"Honey, I have to join Ashley Madison.”
So began the pitch I gave my wife to let me join the marrieds-looking-for-affairs website, AshleyMadison.com. It would be part of my research into women who cheat, why infidelity is increasing, and what can be done to possibly affair-proof a marriage. I proposed to “cheat” on her for a few weeks, to talk to and attempt to seduce as many women as possible, and get a real-world understanding of why women want to stay married but also need some illicit action on the side.
Of course, on my end, there’d be nothing more than conversation. She looked at me straight-faced, unflinching. I searched her eyes for any telltale sign of the Charles-I’m-going-to-punch-you-in-the-face-right-after-I-castrate-you look; nothing. After a long pause, I got her only thought: “No, I get it,” she said emphatically. “It’s a great story. But it’s kinda like asking the newly-vegetarian fox to guard the henhouse, isn’t it?”
I thought about it, and unfortunately her statement wasn’t too far from the truth. If you back me up a few years—sans wife, kids, dogs, published books on relationships and 1,400,000+ fans following my relationship advice on Facebook—I was a chronic womanizer. This is a past she knows about but never experienced personally.

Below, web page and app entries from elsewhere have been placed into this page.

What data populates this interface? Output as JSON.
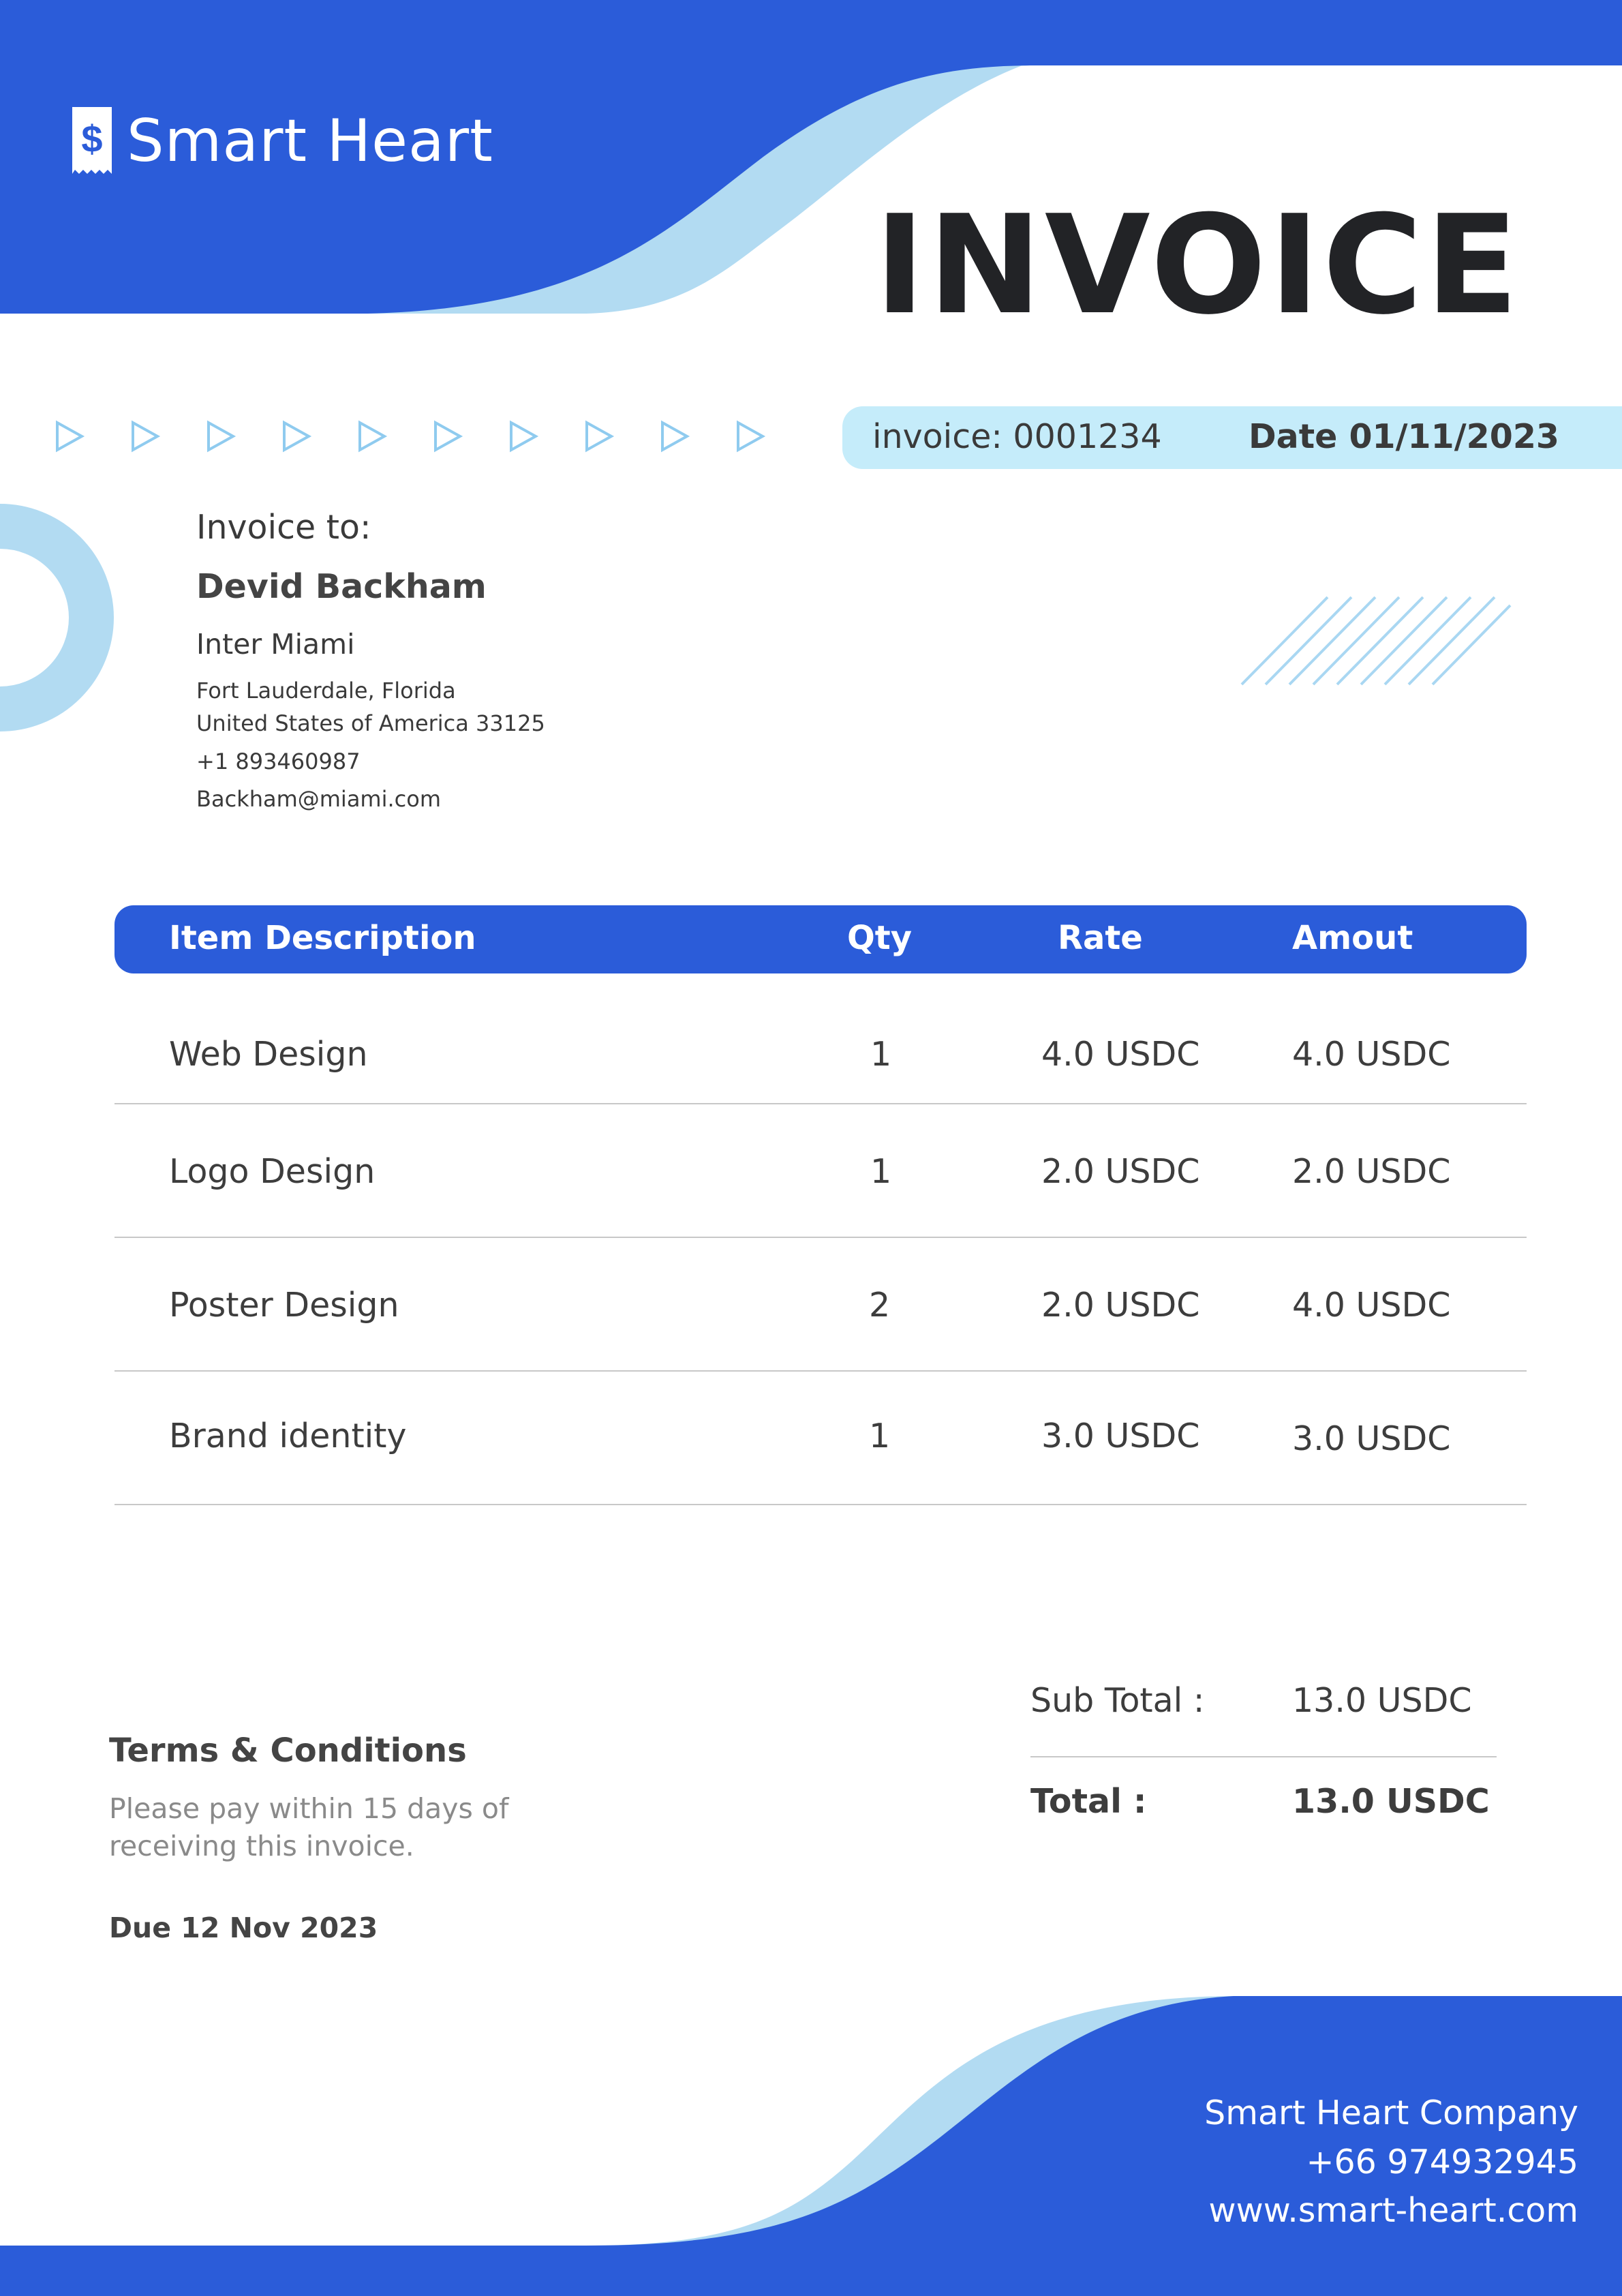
{
  "brand": {
    "name": "Smart Heart",
    "logo_icon": "dollar-receipt-icon",
    "logo_glyph": "$"
  },
  "colors": {
    "primary_blue": "#2B5CD9",
    "light_blue": "#B2DBF2",
    "pill_blue": "#C5ECFA",
    "title_dark": "#222326"
  },
  "document": {
    "title": "INVOICE",
    "invoice_number": "invoice: 0001234",
    "date": "Date 01/11/2023"
  },
  "bill_to": {
    "label": "Invoice to:",
    "name": "Devid Backham",
    "company": "Inter Miami",
    "address_line1": "Fort Lauderdale, Florida",
    "address_line2": "United States of America 33125",
    "phone": "+1 893460987",
    "email": "Backham@miami.com"
  },
  "table": {
    "headers": {
      "description": "Item Description",
      "qty": "Qty",
      "rate": "Rate",
      "amount": "Amout"
    },
    "rows": [
      {
        "description": "Web Design",
        "qty": "1",
        "rate": "4.0 USDC",
        "amount": "4.0 USDC"
      },
      {
        "description": "Logo Design",
        "qty": "1",
        "rate": "2.0 USDC",
        "amount": "2.0 USDC"
      },
      {
        "description": "Poster Design",
        "qty": "2",
        "rate": "2.0 USDC",
        "amount": "4.0 USDC"
      },
      {
        "description": "Brand identity",
        "qty": "1",
        "rate": "3.0 USDC",
        "amount": "3.0 USDC"
      }
    ]
  },
  "terms": {
    "title": "Terms & Conditions",
    "text": "Please pay within 15 days of receiving this invoice.",
    "due": "Due 12 Nov 2023"
  },
  "totals": {
    "subtotal_label": "Sub Total :",
    "subtotal_value": "13.0 USDC",
    "total_label": "Total :",
    "total_value": "13.0 USDC"
  },
  "footer": {
    "company": "Smart Heart Company",
    "phone": "+66 974932945",
    "website": "www.smart-heart.com"
  }
}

To make matters worse, I wasn’t some weak pick-up artist using idiotic dating boot camp approaches that reeked of negativity and douchebaggery on vulnerable women in order to break them down and manipulate them into sex. No, I was far more despicable than that. Back then, I wasn't just looking to get women into bed. I worked hard to become the embodiment of seduction—to quickly read the spoken and unspoken clues of what a woman was looking for in a man and then give her the perception I was that guy—in effect, to become so alluring that she would willingly give herself over, thinking that having sex was her idea. After all, it’s much easier to convince people of things they think they have thought of themselves. It was quite a rush, and as the wake of emotional destruction would later exemplify, seducing women became my drug of choice.
“No, Babe, that’s not even close,” I told her, not fully considering the implications of the coming situations. “That was years ago. And you know that I love you. There’s nothing to fear.”

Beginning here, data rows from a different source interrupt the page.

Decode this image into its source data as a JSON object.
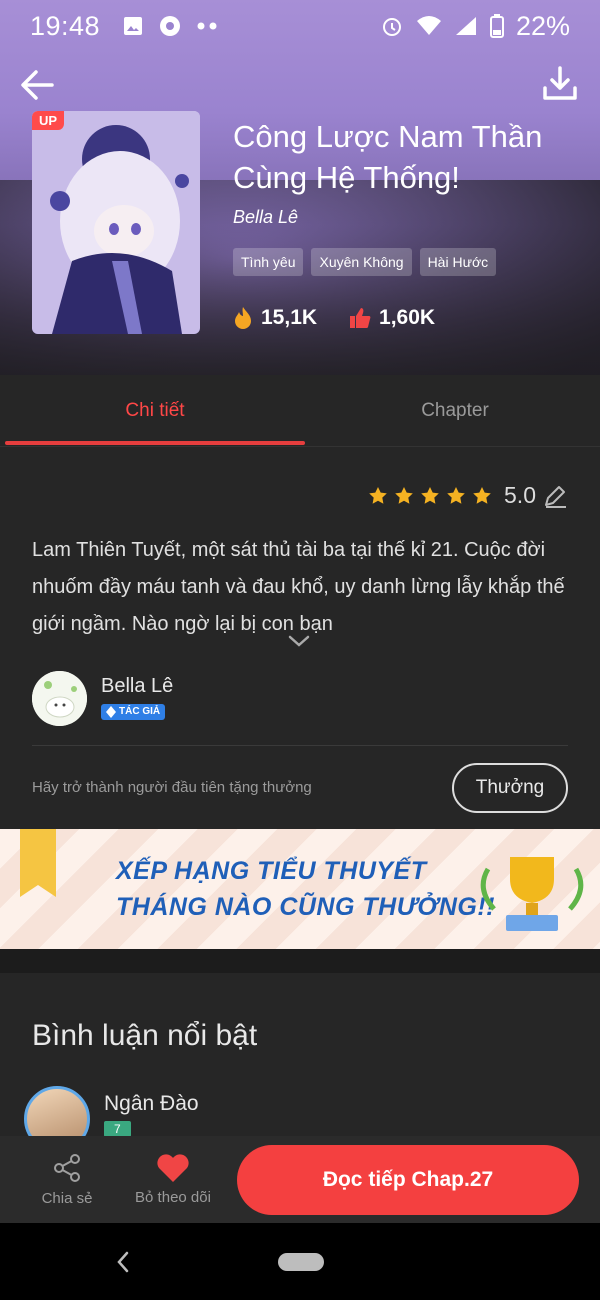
{
  "status_bar": {
    "time": "19:48",
    "battery": "22%"
  },
  "book": {
    "badge": "UP",
    "title": "Công Lược Nam Thần Cùng Hệ Thống!",
    "author": "Bella Lê",
    "tags": [
      "Tình yêu",
      "Xuyên Không",
      "Hài Hước"
    ],
    "views": "15,1K",
    "likes": "1,60K"
  },
  "tabs": {
    "details": "Chi tiết",
    "chapter": "Chapter"
  },
  "rating": {
    "value": "5.0",
    "stars": 5
  },
  "description": "Lam Thiên Tuyết, một sát thủ tài ba tại thế kỉ 21. Cuộc đời nhuốm đầy máu tanh và đau khổ, uy danh lừng lẫy khắp thế giới ngầm. Nào ngờ lại bị con bạn",
  "author_card": {
    "name": "Bella Lê",
    "role": "TÁC GIẢ"
  },
  "gift": {
    "text": "Hãy trở thành người đầu tiên tặng thưởng",
    "button": "Thưởng"
  },
  "banner": {
    "line1": "XẾP HẠNG TIỂU THUYẾT",
    "line2": "THÁNG NÀO CŨNG THƯỞNG!!"
  },
  "comments": {
    "title": "Bình luận nổi bật",
    "first": {
      "name": "Ngân Đào",
      "level": "7"
    }
  },
  "bottom_bar": {
    "share": "Chia sẻ",
    "unfollow": "Bỏ theo dõi",
    "read": "Đọc tiếp Chap.27"
  },
  "colors": {
    "accent": "#f44040",
    "tab_active": "#ff4747",
    "author_badge": "#2f7fe6"
  }
}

After another pregnant pause, she consented with a few words of sage advice: “Don’t fuck up.”
According to The Journal of Couple and Relationship Therapy, nearly 50 percent of married women and 60 percent of married men will have an extramarital affair at some point in their marriage. When you consider that these statistics are nearly double what they were a short 10 years ago, clearly this is beyond an issue; it is now commonplace. But it’s far from a surprise; it was predicted.
Futurist Alvin Toffler wrote the best-seller Future Shock in 1970, and with matter-of-fact conviction he wrote of “trial” or “temporary marriages”—young people’s first marriages, lasting three months to three years—and of “serial marriages” that would take place after the dissolution of the “trial marriage” at specific turning points in people’s lives.
So, does this mean marriage has “jumped the shark” and become obsolete? Hardly. Marriage is not the issue. Commitment and loyalty (or the lack thereof) are at the crux of this. After all, marriage is a legal and/or spiritual binding of two people. But if commitment isn’t there and loyalty becomes a matter of subjectivity or convenience, the marriage is already nonexistent. Cheating then becomes a symptom of a secretly failed marriage.
But is it really so black and white, with no grey and no room for mistakes, missteps, or moments of weakness? Do people who cheat want to leave their current marriage, or are they just playing? Or are they secretly trying to get caught so they’ll have an excuse to get out? I needed answers to these questions (and many others), so I headed where any high-tech junkie looking to cheat on his wife would go: online.